“Killjoys” is set in the post-apocalyptic world built by the narrative of “Danger Days” where humans are forced to survive and fight to keep their identity in the “Desert” or fall into the hands of the highly industrialized “City” controlled by Better Living Industries. In the first two issues, four individual storylines stand out from the overhauling plot of resistance fighters (the Killjoys) vs. the Man who has an army of amnesiac, soulless footmen culled from the Desert stragglers. The Girl, a character who the original Killjoys rescued from B.L.I. circa the timeline of the album, Danger Days, is grown up now and trying to make her way in the world, the shadow of that legendary rescue dogging her heels. She runs into people who recognize her from that time and who hope to carry on the legacy of the original Killjoys who she doesn’t really want anything to do with. The trope of the Chosen One is prevalent here but in the first two issues hasn’t insofar proven its meat.

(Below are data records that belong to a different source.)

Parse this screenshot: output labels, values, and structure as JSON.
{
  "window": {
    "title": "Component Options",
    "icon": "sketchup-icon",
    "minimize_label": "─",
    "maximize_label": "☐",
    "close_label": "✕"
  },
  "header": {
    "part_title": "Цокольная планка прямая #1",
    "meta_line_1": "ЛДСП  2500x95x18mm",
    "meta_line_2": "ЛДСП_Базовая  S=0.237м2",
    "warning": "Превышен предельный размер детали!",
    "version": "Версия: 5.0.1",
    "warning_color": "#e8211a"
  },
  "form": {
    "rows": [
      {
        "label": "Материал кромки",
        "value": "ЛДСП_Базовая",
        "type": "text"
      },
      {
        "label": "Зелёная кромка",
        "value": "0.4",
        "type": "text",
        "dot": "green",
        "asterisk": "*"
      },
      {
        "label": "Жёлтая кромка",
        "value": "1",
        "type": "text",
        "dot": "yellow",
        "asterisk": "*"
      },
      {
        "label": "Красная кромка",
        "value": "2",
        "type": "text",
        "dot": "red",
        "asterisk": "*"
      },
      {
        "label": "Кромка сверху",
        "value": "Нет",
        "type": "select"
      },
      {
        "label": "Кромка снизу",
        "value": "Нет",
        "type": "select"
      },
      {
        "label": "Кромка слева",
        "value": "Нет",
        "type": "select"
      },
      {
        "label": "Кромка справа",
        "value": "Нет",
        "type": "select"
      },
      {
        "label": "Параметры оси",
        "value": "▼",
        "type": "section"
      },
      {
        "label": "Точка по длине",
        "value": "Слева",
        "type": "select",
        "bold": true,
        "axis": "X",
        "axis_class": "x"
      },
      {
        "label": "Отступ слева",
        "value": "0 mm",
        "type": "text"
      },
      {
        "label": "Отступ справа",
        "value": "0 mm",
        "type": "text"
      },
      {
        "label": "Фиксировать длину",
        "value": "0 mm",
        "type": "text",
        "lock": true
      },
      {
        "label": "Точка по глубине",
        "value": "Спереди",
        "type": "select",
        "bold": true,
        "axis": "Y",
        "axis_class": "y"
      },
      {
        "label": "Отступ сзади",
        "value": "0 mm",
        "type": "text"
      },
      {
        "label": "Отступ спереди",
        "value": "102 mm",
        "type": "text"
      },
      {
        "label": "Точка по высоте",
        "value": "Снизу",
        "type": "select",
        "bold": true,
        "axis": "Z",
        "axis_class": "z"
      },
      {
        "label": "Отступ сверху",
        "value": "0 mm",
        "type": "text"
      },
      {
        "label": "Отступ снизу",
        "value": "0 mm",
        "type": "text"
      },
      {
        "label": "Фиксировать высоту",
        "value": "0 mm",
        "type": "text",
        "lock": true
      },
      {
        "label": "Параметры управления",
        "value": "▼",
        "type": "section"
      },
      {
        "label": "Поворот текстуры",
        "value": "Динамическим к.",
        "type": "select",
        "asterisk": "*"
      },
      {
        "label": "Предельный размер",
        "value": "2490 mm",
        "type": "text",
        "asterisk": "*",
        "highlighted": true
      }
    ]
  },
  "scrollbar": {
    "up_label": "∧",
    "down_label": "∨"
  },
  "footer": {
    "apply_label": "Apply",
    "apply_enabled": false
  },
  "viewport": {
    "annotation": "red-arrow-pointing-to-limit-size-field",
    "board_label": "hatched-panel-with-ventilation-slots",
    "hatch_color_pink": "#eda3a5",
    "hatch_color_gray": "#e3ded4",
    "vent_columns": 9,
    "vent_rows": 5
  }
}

Other plotlines include an aging assassin with a dark secret and two android call girls who want to be together and the second issue introduces Scarecrow Korse, as an antagonist.

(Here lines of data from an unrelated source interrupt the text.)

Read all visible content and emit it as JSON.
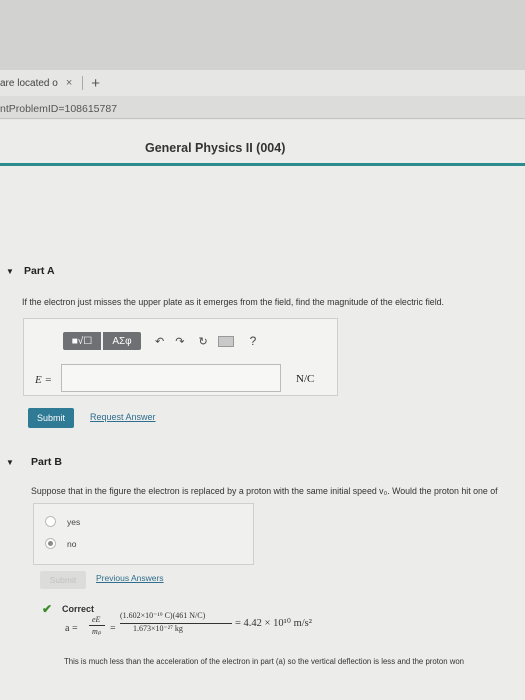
{
  "browser": {
    "tab_label": "are located o",
    "close_glyph": "×",
    "new_tab_glyph": "+",
    "url_fragment": "ntProblemID=108615787"
  },
  "course_title": "General Physics II (004)",
  "part_a": {
    "title": "Part A",
    "question": "If the electron just misses the upper plate as it emerges from the field, find the magnitude of the electric field.",
    "toolbar": {
      "template_label": "■√☐",
      "greek_label": "ΑΣφ",
      "undo_glyph": "↶",
      "redo_glyph": "↷",
      "reset_glyph": "↻",
      "help_glyph": "?"
    },
    "variable_label": "E =",
    "answer_value": "",
    "unit": "N/C",
    "submit_label": "Submit",
    "request_label": "Request Answer"
  },
  "part_b": {
    "title": "Part B",
    "question": "Suppose that in the figure the electron is replaced by a proton with the same initial speed v₀. Would the proton hit one of",
    "options": [
      {
        "label": "yes",
        "selected": false
      },
      {
        "label": "no",
        "selected": true
      }
    ],
    "submit_label": "Submit",
    "previous_label": "Previous Answers",
    "feedback": {
      "title": "Correct",
      "formula_a": "a =",
      "formula_frac_num": "eE",
      "formula_frac_den": "mₚ",
      "formula_eq": "=",
      "formula_num": "(1.602×10⁻¹⁹ C)(461 N/C)",
      "formula_den": "1.673×10⁻²⁷ kg",
      "formula_result": "= 4.42 × 10¹⁰ m/s²",
      "explanation": "This is much less than the acceleration of the electron in part (a) so the vertical deflection is less and the proton won"
    }
  },
  "colors": {
    "accent": "#2c8b8e",
    "button": "#2f7a95",
    "link": "#2f6e8e",
    "correct_check": "#3b8a2a"
  }
}
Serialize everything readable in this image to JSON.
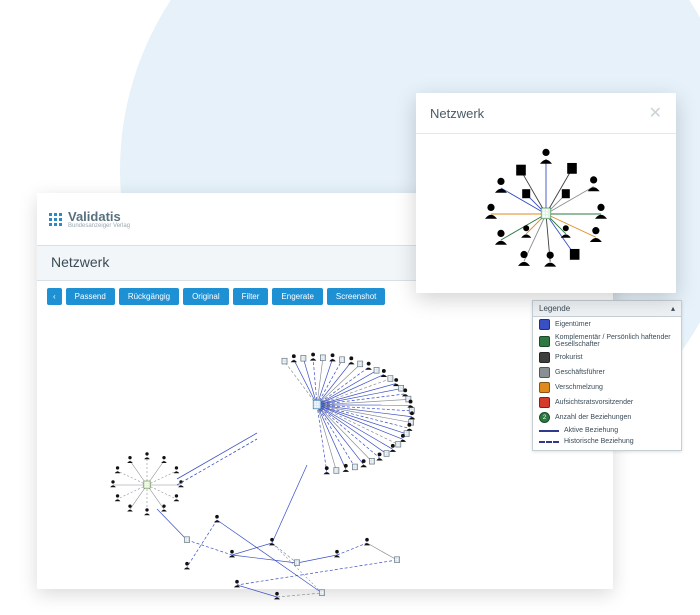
{
  "brand": {
    "name": "Validatis",
    "tagline": "Bundesanzeiger Verlag"
  },
  "app": {
    "section_title": "Netzwerk"
  },
  "toolbar": {
    "collapse_label": "‹",
    "fit_label": "Passend",
    "undo_label": "Rückgängig",
    "original_label": "Original",
    "filter_label": "Filter",
    "export_label": "Engerate",
    "screenshot_label": "Screenshot"
  },
  "legend": {
    "title": "Legende",
    "collapse_glyph": "▴",
    "items": [
      {
        "color": "#3a4fc4",
        "label": "Eigentümer"
      },
      {
        "color": "#2c7a42",
        "label": "Komplementär / Persönlich haftender Gesellschafter"
      },
      {
        "color": "#3e3e3e",
        "label": "Prokurist"
      },
      {
        "color": "#8a8f94",
        "label": "Geschäftsführer"
      },
      {
        "color": "#e08a1d",
        "label": "Verschmelzung"
      },
      {
        "color": "#d43b2a",
        "label": "Aufsichtsratsvorsitzender"
      }
    ],
    "count_label": "Anzahl der Beziehungen",
    "count_badge": "2",
    "active_label": "Aktive Beziehung",
    "historic_label": "Historische Beziehung"
  },
  "popup": {
    "title": "Netzwerk",
    "close_glyph": "✕"
  }
}
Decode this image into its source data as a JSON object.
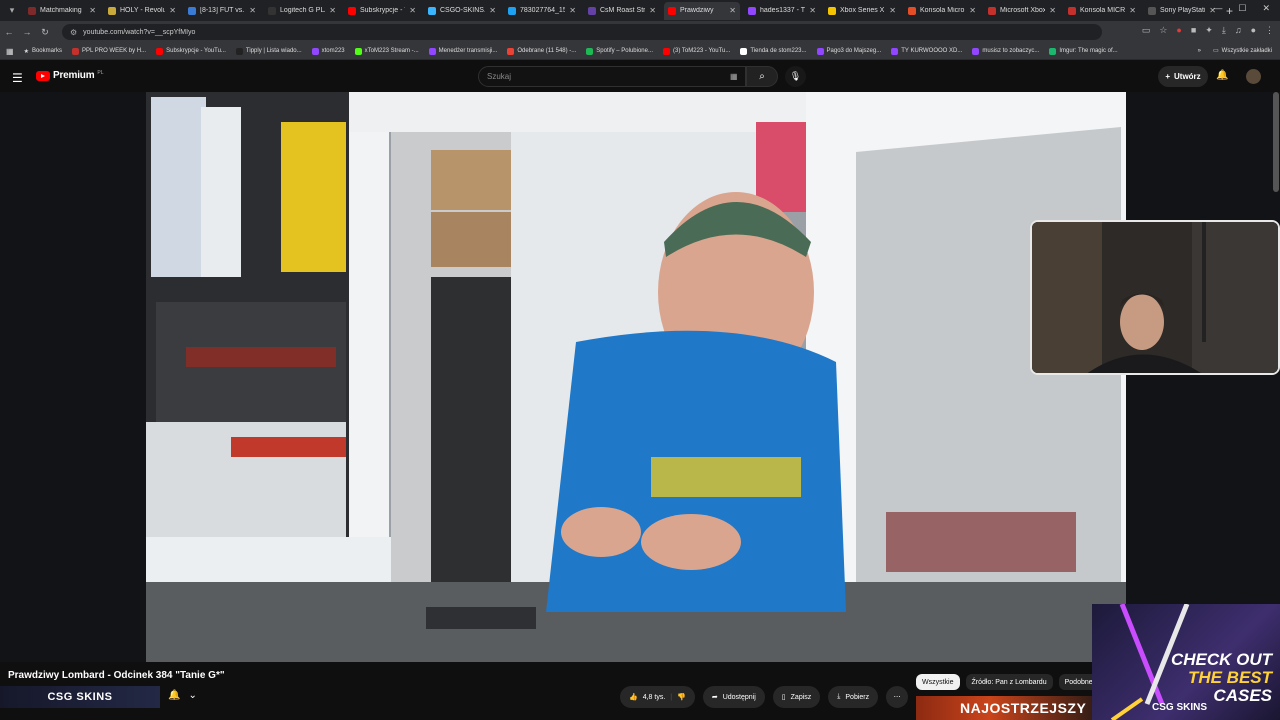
{
  "browser": {
    "tabs": [
      {
        "label": "Matchmaking",
        "color": "#7f2a2a"
      },
      {
        "label": "HOLY - Revolu",
        "color": "#c9a93a"
      },
      {
        "label": "[8-13] FUT vs. V",
        "color": "#3a7bd5"
      },
      {
        "label": "Logitech G PLA",
        "color": "#333333"
      },
      {
        "label": "Subskrypcje - Y",
        "color": "#ff0000"
      },
      {
        "label": "CSGO-SKINS.C",
        "color": "#39b6ff"
      },
      {
        "label": "783027764_15",
        "color": "#1da1f2"
      },
      {
        "label": "CsM Roast Stre",
        "color": "#6441a5"
      },
      {
        "label": "Prawdziwy",
        "color": "#ff0000",
        "active": true
      },
      {
        "label": "hades1337 - T",
        "color": "#9146ff"
      },
      {
        "label": "Xbox Series X",
        "color": "#f5c400"
      },
      {
        "label": "Konsola Micro",
        "color": "#e44d26"
      },
      {
        "label": "Microsoft Xbox",
        "color": "#c4302b"
      },
      {
        "label": "Konsola MICRO",
        "color": "#c4302b"
      },
      {
        "label": "Sony PlayStatio",
        "color": "#555555"
      }
    ],
    "url": "youtube.com/watch?v=__scpYfMIyo",
    "bookmarks_label": "Bookmarks",
    "bookmarks": [
      {
        "label": "PPL PRO WEEK by H...",
        "color": "#c4302b"
      },
      {
        "label": "Subskrypcje - YouTu...",
        "color": "#ff0000"
      },
      {
        "label": "Tipply | Lista wiado...",
        "color": "#222222"
      },
      {
        "label": "xtom223",
        "color": "#9146ff"
      },
      {
        "label": "xToM223 Stream -...",
        "color": "#53fc18"
      },
      {
        "label": "Menedżer transmisji...",
        "color": "#9146ff"
      },
      {
        "label": "Odebrane (11 548) -...",
        "color": "#ea4335"
      },
      {
        "label": "Spotify – Polubione...",
        "color": "#1db954"
      },
      {
        "label": "(3) ToM223 - YouTu...",
        "color": "#ff0000"
      },
      {
        "label": "Tienda de stom223...",
        "color": "#ffffff"
      },
      {
        "label": "Pago3 do Majszeg...",
        "color": "#9146ff"
      },
      {
        "label": "TY KURWOOOO XD...",
        "color": "#9146ff"
      },
      {
        "label": "musisz to zobaczyc...",
        "color": "#9146ff"
      },
      {
        "label": "Imgur: The magic of...",
        "color": "#1bb76e"
      }
    ],
    "all_bookmarks": "Wszystkie zakładki"
  },
  "youtube": {
    "logo_text": "Premium",
    "logo_sup": "PL",
    "search_placeholder": "Szukaj",
    "create_label": "Utwórz"
  },
  "video": {
    "title": "Prawdziwy Lombard - Odcinek 384 \"Tanie G*\"",
    "channel_banner": "CSG SKINS",
    "likes": "4,8 tys.",
    "share_label": "Udostępnij",
    "save_label": "Zapisz",
    "download_label": "Pobierz"
  },
  "chips": [
    "Wszystkie",
    "Źródło: Pan z Lombardu",
    "Podobne"
  ],
  "ad_thumb_text": "NAJOSTRZEJSZY",
  "promo": {
    "line1": "CHECK OUT",
    "line2": "THE BEST",
    "line3": "CASES",
    "logo": "CSG SKINS"
  }
}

Cover of issue 002, The True Lives of the Fabulous Killjoys

Cover of issue 002, The True Lives of the Fabulous Killjoys

The book’s biggest weakness so far is that it doesn’t allow itself to stand apart from the source material. It might be a little hard for people who are not a fan of MCR’s work to get into it. The album Danger Days builds the world set in 2019 post-apocalyptic California and the characters who comprise the original Killjoys (played by the band). It would help at least if interested readers would watch the music videos “Na Na Na” and “SING” which are pretty straightforward: they plays like two episodes that prequel the comic book. Although I myself am invested in the stories and the characters coming into the series, I hope that the third issue (out in August) will allow the story to gain some momentum and start to gel some of the more disjointed areas.

The book’s biggest strength is the creative team itself. For doubters, Gerard Way who started as an artist before starting MCR has Umbrella Academy under his belt, a solidly written alternative superhero team comic. Shaun Simon, his co-writer, was a supporting musician of MCR. The artistic team comprises Becky Cloonan (pencils and inks) and Dan Jackson (colorist); Becky, a longtime favorite of mine, has been friends with the band and helped develop a lot of the visuals for the Danger Days album and as a comic book force to be reckoned with, really brought that concept well across to the comic keeping a high level of consistency to the world set. The combination hard inks, neon colors and sepia filters really smack of a deserted California vibe, with the old school punk details and overall aesthetic that defined the album sound.

It’s a little hard not to marry the comic and the music, especially if you’re not a fan of the latter but on the other hand, it works as a package– combining the music videos, the music and the comic book plot, there’s enough to get invested in, even holes to fill and enough tropes to ride on, even create your own thread to work with– which I believe was the idea behind the concept of The True Lives of the Fabulous Killjoys: the future is bulletproof, the aftermath is necessary. Art is the weapon.

Read it if you’re a fan of post-apocalyptic stories like The Road by Cormac McCarthy; comic books like DMZ (written by longtime Becky Cloonan collaborator Brian Wood), Tank Girl, Y: The Last Man, and The Walking Dead.

Bunny Luz